SOURCE MATERIAL:
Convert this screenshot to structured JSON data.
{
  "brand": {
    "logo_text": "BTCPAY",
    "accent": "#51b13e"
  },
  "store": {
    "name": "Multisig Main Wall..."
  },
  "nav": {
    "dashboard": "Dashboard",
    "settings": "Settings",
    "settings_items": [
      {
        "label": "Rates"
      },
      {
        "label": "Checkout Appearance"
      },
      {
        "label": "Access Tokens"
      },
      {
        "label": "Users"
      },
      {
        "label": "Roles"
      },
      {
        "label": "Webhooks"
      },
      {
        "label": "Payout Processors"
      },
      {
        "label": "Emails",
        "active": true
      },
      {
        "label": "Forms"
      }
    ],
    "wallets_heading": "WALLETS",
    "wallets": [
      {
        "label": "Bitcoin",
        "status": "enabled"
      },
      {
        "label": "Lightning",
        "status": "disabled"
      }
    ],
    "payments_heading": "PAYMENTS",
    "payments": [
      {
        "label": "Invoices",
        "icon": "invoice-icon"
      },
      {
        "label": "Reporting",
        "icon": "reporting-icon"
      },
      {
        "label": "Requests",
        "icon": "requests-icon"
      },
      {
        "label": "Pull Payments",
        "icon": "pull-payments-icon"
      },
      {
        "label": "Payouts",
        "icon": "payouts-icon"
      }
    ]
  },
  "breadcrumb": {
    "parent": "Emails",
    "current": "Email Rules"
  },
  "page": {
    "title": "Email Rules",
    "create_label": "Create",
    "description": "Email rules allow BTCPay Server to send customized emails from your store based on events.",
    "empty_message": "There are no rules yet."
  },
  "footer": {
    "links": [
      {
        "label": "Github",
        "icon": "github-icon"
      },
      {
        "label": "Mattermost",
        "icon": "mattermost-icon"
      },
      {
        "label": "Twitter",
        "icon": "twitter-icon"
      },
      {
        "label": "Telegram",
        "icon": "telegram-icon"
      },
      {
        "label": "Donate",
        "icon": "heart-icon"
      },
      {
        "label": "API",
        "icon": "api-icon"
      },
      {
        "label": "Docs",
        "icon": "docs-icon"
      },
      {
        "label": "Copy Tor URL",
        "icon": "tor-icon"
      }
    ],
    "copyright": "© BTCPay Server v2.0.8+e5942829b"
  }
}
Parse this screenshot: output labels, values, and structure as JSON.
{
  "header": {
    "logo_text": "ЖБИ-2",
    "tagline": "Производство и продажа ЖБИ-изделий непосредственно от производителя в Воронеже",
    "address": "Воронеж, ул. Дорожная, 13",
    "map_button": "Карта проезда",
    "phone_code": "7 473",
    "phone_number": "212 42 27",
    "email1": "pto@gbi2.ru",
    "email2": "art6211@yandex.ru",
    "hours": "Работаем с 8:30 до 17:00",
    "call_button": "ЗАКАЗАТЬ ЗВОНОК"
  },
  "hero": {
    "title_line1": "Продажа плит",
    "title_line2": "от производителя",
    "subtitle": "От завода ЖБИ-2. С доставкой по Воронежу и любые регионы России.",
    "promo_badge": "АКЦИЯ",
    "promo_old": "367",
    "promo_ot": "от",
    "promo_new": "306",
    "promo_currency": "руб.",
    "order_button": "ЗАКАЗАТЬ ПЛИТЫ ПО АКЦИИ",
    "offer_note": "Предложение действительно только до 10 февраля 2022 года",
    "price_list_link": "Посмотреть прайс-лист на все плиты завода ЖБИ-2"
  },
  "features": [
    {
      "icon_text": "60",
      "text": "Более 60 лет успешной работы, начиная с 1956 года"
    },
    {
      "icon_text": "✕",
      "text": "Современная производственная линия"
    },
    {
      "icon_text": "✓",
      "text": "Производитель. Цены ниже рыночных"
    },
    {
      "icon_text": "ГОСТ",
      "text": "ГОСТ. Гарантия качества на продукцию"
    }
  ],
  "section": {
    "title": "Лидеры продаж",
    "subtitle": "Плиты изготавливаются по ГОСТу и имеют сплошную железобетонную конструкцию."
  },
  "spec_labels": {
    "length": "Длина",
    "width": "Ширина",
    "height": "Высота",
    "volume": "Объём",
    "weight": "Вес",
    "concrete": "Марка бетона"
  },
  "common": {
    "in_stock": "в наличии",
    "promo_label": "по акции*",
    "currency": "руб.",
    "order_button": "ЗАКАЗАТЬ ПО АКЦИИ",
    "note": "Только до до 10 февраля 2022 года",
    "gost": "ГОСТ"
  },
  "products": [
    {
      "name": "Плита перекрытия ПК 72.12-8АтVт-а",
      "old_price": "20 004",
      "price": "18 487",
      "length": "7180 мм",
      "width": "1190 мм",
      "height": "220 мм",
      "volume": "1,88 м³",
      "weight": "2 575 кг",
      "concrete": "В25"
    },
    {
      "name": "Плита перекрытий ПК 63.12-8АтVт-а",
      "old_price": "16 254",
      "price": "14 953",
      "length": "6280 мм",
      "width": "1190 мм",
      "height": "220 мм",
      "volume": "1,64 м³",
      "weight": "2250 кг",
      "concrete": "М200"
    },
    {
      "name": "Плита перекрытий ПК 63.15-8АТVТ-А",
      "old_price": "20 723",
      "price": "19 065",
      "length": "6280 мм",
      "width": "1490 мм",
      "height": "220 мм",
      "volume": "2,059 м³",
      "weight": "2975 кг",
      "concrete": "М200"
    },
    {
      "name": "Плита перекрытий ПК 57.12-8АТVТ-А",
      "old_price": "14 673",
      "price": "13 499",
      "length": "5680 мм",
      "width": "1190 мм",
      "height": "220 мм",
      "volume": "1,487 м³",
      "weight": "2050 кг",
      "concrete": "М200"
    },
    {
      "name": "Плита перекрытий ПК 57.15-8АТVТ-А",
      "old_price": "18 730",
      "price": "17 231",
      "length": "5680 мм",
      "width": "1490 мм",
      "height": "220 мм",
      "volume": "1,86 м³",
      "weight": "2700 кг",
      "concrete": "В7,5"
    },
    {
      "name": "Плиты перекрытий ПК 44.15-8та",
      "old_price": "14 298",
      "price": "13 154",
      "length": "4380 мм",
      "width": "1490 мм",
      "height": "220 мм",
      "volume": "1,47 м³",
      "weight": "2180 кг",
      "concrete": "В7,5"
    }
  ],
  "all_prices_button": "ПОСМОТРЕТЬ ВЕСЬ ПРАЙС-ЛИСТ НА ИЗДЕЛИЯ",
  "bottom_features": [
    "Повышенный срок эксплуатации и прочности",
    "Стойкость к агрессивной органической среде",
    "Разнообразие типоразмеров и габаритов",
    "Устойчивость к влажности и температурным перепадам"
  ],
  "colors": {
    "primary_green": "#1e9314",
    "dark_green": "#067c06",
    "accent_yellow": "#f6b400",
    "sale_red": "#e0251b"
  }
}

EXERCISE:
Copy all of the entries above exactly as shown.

RESPONSE BELOW:
Convert this screenshot to structured JSON data.
{
  "brand": {
    "logo_text": "BTCPAY",
    "accent": "#51b13e"
  },
  "store": {
    "name": "Multisig Main Wall..."
  },
  "nav": {
    "dashboard": "Dashboard",
    "settings": "Settings",
    "settings_items": [
      {
        "label": "Rates"
      },
      {
        "label": "Checkout Appearance"
      },
      {
        "label": "Access Tokens"
      },
      {
        "label": "Users"
      },
      {
        "label": "Roles"
      },
      {
        "label": "Webhooks"
      },
      {
        "label": "Payout Processors"
      },
      {
        "label": "Emails",
        "active": true
      },
      {
        "label": "Forms"
      }
    ],
    "wallets_heading": "WALLETS",
    "wallets": [
      {
        "label": "Bitcoin",
        "status": "enabled"
      },
      {
        "label": "Lightning",
        "status": "disabled"
      }
    ],
    "payments_heading": "PAYMENTS",
    "payments": [
      {
        "label": "Invoices",
        "icon": "invoice-icon"
      },
      {
        "label": "Reporting",
        "icon": "reporting-icon"
      },
      {
        "label": "Requests",
        "icon": "requests-icon"
      },
      {
        "label": "Pull Payments",
        "icon": "pull-payments-icon"
      },
      {
        "label": "Payouts",
        "icon": "payouts-icon"
      }
    ]
  },
  "breadcrumb": {
    "parent": "Emails",
    "current": "Email Rules"
  },
  "page": {
    "title": "Email Rules",
    "create_label": "Create",
    "description": "Email rules allow BTCPay Server to send customized emails from your store based on events.",
    "empty_message": "There are no rules yet."
  },
  "footer": {
    "links": [
      {
        "label": "Github",
        "icon": "github-icon"
      },
      {
        "label": "Mattermost",
        "icon": "mattermost-icon"
      },
      {
        "label": "Twitter",
        "icon": "twitter-icon"
      },
      {
        "label": "Telegram",
        "icon": "telegram-icon"
      },
      {
        "label": "Donate",
        "icon": "heart-icon"
      },
      {
        "label": "API",
        "icon": "api-icon"
      },
      {
        "label": "Docs",
        "icon": "docs-icon"
      },
      {
        "label": "Copy Tor URL",
        "icon": "tor-icon"
      }
    ],
    "copyright": "© BTCPay Server v2.0.8+e5942829b"
  }
}
Parse this screenshot: output labels, values, and structure as JSON.
{
  "header": {
    "logo_text": "ЖБИ-2",
    "tagline": "Производство и продажа ЖБИ-изделий непосредственно от производителя в Воронеже",
    "address": "Воронеж, ул. Дорожная, 13",
    "map_button": "Карта проезда",
    "phone_code": "7 473",
    "phone_number": "212 42 27",
    "email1": "pto@gbi2.ru",
    "email2": "art6211@yandex.ru",
    "hours": "Работаем с 8:30 до 17:00",
    "call_button": "ЗАКАЗАТЬ ЗВОНОК"
  },
  "hero": {
    "title_line1": "Продажа плит",
    "title_line2": "от производителя",
    "subtitle": "От завода ЖБИ-2. С доставкой по Воронежу и любые регионы России.",
    "promo_badge": "АКЦИЯ",
    "promo_old": "367",
    "promo_ot": "от",
    "promo_new": "306",
    "promo_currency": "руб.",
    "order_button": "ЗАКАЗАТЬ ПЛИТЫ ПО АКЦИИ",
    "offer_note": "Предложение действительно только до 10 февраля 2022 года",
    "price_list_link": "Посмотреть прайс-лист на все плиты завода ЖБИ-2"
  },
  "features": [
    {
      "icon_text": "60",
      "text": "Более 60 лет успешной работы, начиная с 1956 года"
    },
    {
      "icon_text": "✕",
      "text": "Современная производственная линия"
    },
    {
      "icon_text": "✓",
      "text": "Производитель. Цены ниже рыночных"
    },
    {
      "icon_text": "ГОСТ",
      "text": "ГОСТ. Гарантия качества на продукцию"
    }
  ],
  "section": {
    "title": "Лидеры продаж",
    "subtitle": "Плиты изготавливаются по ГОСТу и имеют сплошную железобетонную конструкцию."
  },
  "spec_labels": {
    "length": "Длина",
    "width": "Ширина",
    "height": "Высота",
    "volume": "Объём",
    "weight": "Вес",
    "concrete": "Марка бетона"
  },
  "common": {
    "in_stock": "в наличии",
    "promo_label": "по акции*",
    "currency": "руб.",
    "order_button": "ЗАКАЗАТЬ ПО АКЦИИ",
    "note": "Только до до 10 февраля 2022 года",
    "gost": "ГОСТ"
  },
  "products": [
    {
      "name": "Плита перекрытия ПК 72.12-8АтVт-а",
      "old_price": "20 004",
      "price": "18 487",
      "length": "7180 мм",
      "width": "1190 мм",
      "height": "220 мм",
      "volume": "1,88 м³",
      "weight": "2 575 кг",
      "concrete": "В25"
    },
    {
      "name": "Плита перекрытий ПК 63.12-8АтVт-а",
      "old_price": "16 254",
      "price": "14 953",
      "length": "6280 мм",
      "width": "1190 мм",
      "height": "220 мм",
      "volume": "1,64 м³",
      "weight": "2250 кг",
      "concrete": "М200"
    },
    {
      "name": "Плита перекрытий ПК 63.15-8АТVТ-А",
      "old_price": "20 723",
      "price": "19 065",
      "length": "6280 мм",
      "width": "1490 мм",
      "height": "220 мм",
      "volume": "2,059 м³",
      "weight": "2975 кг",
      "concrete": "М200"
    },
    {
      "name": "Плита перекрытий ПК 57.12-8АТVТ-А",
      "old_price": "14 673",
      "price": "13 499",
      "length": "5680 мм",
      "width": "1190 мм",
      "height": "220 мм",
      "volume": "1,487 м³",
      "weight": "2050 кг",
      "concrete": "М200"
    },
    {
      "name": "Плита перекрытий ПК 57.15-8АТVТ-А",
      "old_price": "18 730",
      "price": "17 231",
      "length": "5680 мм",
      "width": "1490 мм",
      "height": "220 мм",
      "volume": "1,86 м³",
      "weight": "2700 кг",
      "concrete": "В7,5"
    },
    {
      "name": "Плиты перекрытий ПК 44.15-8та",
      "old_price": "14 298",
      "price": "13 154",
      "length": "4380 мм",
      "width": "1490 мм",
      "height": "220 мм",
      "volume": "1,47 м³",
      "weight": "2180 кг",
      "concrete": "В7,5"
    }
  ],
  "all_prices_button": "ПОСМОТРЕТЬ ВЕСЬ ПРАЙС-ЛИСТ НА ИЗДЕЛИЯ",
  "bottom_features": [
    "Повышенный срок эксплуатации и прочности",
    "Стойкость к агрессивной органической среде",
    "Разнообразие типоразмеров и габаритов",
    "Устойчивость к влажности и температурным перепадам"
  ],
  "colors": {
    "primary_green": "#1e9314",
    "dark_green": "#067c06",
    "accent_yellow": "#f6b400",
    "sale_red": "#e0251b"
  }
}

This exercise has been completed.